Segment Start: DATA IN THIS EXERCISE

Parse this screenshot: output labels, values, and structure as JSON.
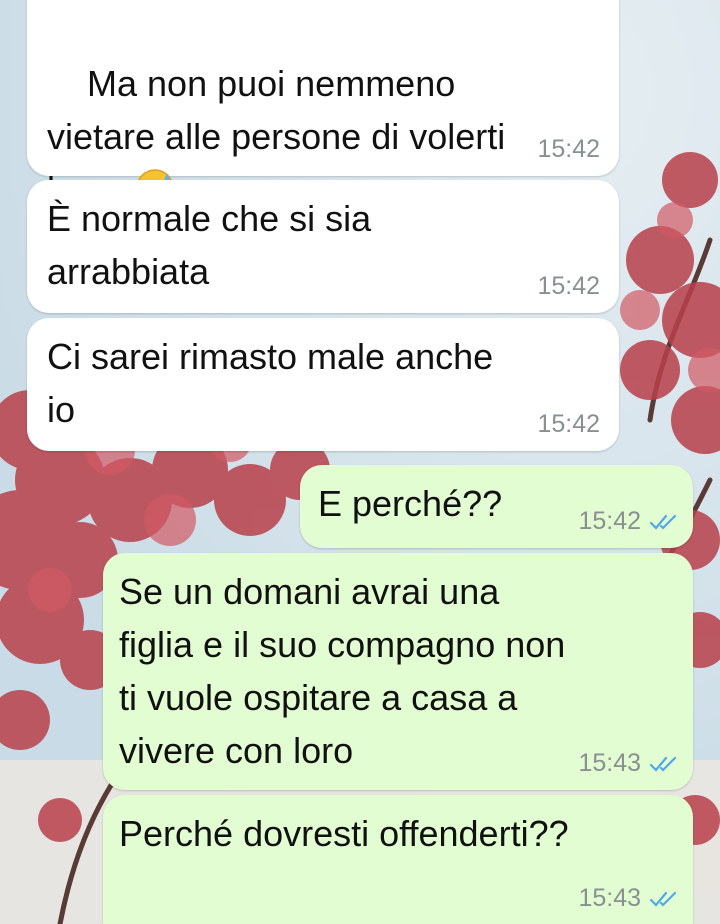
{
  "theme": {
    "incoming_bubble": "#ffffff",
    "outgoing_bubble": "#e3fdd3",
    "read_tick_color": "#4fa8e8",
    "timestamp_color": "#8a8f92"
  },
  "messages": [
    {
      "direction": "incoming",
      "text": "Ma non puoi nemmeno\nvietare alle persone di volerti\nbene",
      "emoji": "grinning-face-with-sweat-icon",
      "time": "15:42"
    },
    {
      "direction": "incoming",
      "text": "È normale che si sia\narrabbiata",
      "time": "15:42"
    },
    {
      "direction": "incoming",
      "text": "Ci sarei rimasto male anche\nio",
      "time": "15:42"
    },
    {
      "direction": "outgoing",
      "text": "E perché??",
      "time": "15:42",
      "status": "read-double-check-icon"
    },
    {
      "direction": "outgoing",
      "text": "Se un domani avrai una\nfiglia e il suo compagno non\nti vuole ospitare a casa a\nvivere con loro",
      "time": "15:43",
      "status": "read-double-check-icon"
    },
    {
      "direction": "outgoing",
      "text": "Perché dovresti offenderti??",
      "time": "15:43",
      "status": "read-double-check-icon"
    }
  ]
}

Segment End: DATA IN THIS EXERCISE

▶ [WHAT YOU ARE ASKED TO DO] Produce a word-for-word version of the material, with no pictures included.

▶ [EXERCISE SOLUTION]
Parse this screenshot: output labels, values, and structure as JSON.
{
  "theme": {
    "incoming_bubble": "#ffffff",
    "outgoing_bubble": "#e3fdd3",
    "read_tick_color": "#4fa8e8",
    "timestamp_color": "#8a8f92"
  },
  "messages": [
    {
      "direction": "incoming",
      "text": "Ma non puoi nemmeno\nvietare alle persone di volerti\nbene",
      "emoji": "grinning-face-with-sweat-icon",
      "time": "15:42"
    },
    {
      "direction": "incoming",
      "text": "È normale che si sia\narrabbiata",
      "time": "15:42"
    },
    {
      "direction": "incoming",
      "text": "Ci sarei rimasto male anche\nio",
      "time": "15:42"
    },
    {
      "direction": "outgoing",
      "text": "E perché??",
      "time": "15:42",
      "status": "read-double-check-icon"
    },
    {
      "direction": "outgoing",
      "text": "Se un domani avrai una\nfiglia e il suo compagno non\nti vuole ospitare a casa a\nvivere con loro",
      "time": "15:43",
      "status": "read-double-check-icon"
    },
    {
      "direction": "outgoing",
      "text": "Perché dovresti offenderti??",
      "time": "15:43",
      "status": "read-double-check-icon"
    }
  ]
}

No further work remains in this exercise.